[Excerpts from an interface dataset]
===

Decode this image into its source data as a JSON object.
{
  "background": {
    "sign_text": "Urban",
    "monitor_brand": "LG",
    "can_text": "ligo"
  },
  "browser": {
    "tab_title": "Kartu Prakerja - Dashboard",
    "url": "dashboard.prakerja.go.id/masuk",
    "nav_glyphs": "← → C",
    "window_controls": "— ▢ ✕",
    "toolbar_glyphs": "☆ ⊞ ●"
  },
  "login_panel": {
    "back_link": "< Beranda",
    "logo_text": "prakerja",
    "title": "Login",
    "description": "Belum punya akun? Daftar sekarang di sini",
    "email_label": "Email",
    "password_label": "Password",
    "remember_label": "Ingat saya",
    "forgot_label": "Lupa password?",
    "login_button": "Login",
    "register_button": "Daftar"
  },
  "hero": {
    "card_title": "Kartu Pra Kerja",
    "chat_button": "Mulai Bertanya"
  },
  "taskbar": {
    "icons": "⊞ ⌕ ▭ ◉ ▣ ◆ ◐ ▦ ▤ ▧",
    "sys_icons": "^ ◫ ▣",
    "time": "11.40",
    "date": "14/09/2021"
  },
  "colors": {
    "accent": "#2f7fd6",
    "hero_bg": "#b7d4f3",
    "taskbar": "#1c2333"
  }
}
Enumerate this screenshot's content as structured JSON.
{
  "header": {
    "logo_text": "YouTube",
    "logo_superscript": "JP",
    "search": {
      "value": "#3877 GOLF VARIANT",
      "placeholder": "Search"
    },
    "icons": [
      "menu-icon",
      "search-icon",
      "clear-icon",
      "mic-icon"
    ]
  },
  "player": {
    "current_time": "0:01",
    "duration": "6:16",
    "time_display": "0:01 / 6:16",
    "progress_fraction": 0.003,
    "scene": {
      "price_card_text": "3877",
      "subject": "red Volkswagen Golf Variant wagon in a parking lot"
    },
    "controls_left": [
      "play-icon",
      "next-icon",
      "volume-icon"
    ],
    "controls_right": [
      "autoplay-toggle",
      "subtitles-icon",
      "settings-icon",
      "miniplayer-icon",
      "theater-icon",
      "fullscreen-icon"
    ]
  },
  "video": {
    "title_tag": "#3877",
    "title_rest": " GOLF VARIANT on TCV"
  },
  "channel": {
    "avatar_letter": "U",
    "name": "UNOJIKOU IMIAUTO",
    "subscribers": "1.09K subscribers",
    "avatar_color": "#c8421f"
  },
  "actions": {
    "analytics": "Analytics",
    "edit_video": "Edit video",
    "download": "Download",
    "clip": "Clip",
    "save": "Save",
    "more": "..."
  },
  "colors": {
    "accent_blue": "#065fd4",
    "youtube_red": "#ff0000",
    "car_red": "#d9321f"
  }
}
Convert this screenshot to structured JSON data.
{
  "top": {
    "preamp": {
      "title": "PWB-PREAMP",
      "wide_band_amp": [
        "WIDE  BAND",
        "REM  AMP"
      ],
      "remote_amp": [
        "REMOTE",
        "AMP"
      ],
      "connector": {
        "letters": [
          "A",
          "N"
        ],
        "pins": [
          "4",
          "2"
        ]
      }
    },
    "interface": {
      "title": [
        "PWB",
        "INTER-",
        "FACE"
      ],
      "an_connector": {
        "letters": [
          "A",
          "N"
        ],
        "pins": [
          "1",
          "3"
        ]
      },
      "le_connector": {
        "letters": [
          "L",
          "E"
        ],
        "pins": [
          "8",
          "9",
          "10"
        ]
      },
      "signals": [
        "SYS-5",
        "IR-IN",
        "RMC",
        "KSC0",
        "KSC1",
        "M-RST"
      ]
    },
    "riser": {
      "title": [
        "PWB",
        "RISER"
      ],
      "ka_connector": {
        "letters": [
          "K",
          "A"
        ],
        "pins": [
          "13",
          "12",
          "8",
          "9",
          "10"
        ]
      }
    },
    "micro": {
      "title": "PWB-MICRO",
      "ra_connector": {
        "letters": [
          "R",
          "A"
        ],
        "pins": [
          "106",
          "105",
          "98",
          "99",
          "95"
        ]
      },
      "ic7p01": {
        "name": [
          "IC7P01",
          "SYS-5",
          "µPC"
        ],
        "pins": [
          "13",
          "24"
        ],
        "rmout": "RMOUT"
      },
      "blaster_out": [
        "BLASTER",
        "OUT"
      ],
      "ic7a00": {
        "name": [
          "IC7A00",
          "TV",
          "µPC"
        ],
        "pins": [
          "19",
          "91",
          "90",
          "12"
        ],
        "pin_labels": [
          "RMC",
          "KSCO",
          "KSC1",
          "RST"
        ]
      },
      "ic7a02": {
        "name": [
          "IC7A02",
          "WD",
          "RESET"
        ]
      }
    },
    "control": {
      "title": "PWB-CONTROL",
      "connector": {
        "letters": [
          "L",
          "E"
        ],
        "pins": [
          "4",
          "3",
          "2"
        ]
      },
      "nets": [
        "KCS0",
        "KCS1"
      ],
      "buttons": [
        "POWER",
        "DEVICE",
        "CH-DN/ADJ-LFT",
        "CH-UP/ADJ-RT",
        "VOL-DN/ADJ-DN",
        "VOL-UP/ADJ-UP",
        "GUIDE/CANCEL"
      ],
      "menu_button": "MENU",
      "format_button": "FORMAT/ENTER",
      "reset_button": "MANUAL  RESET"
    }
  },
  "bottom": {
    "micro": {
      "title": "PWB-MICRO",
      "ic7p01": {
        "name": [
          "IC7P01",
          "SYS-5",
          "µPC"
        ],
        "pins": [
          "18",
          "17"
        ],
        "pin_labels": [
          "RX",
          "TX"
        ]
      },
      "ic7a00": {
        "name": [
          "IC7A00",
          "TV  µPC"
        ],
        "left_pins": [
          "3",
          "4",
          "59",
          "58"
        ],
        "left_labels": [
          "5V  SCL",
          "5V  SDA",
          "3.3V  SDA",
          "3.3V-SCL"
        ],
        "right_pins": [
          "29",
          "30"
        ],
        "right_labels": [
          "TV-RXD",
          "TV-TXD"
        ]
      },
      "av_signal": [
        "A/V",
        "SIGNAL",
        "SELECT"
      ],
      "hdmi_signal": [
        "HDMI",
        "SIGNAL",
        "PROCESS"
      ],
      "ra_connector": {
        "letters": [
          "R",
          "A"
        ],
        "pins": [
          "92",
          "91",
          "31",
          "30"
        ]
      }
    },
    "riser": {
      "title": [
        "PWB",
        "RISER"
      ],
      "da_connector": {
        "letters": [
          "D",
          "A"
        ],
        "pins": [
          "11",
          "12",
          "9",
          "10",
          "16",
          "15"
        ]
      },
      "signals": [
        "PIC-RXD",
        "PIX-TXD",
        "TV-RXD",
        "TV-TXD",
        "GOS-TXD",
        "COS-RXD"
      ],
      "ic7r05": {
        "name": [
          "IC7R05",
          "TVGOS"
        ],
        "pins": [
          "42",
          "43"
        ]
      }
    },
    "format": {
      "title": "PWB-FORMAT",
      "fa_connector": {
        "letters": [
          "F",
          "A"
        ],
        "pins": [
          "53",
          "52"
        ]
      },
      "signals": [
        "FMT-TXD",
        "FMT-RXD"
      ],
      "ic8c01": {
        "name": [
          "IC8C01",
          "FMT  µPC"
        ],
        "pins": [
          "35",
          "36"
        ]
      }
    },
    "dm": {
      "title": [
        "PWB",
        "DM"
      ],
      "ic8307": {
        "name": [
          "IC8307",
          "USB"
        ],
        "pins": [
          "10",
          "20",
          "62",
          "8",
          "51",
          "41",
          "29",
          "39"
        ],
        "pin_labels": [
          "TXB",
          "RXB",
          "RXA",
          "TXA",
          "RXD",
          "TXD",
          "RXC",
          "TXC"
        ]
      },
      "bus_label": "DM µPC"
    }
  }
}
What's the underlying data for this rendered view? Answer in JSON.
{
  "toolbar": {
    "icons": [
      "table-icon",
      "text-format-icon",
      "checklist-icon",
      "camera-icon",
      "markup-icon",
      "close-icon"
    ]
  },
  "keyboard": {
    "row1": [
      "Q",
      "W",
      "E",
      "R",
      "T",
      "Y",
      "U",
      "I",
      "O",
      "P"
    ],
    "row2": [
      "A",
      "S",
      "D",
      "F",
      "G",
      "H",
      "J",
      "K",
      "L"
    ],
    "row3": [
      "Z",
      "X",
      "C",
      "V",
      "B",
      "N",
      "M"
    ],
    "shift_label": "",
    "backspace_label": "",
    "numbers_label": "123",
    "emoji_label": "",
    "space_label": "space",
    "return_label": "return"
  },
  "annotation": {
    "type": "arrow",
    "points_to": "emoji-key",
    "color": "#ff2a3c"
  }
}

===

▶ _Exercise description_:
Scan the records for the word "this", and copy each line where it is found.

▶ _Reply_:
Decode this image into its source data as a JSON object.
Enumerate this screenshot's content as structured JSON.
Convert this screenshot to structured JSON data.
What's the underlying data for this rendered view? Answer in JSON.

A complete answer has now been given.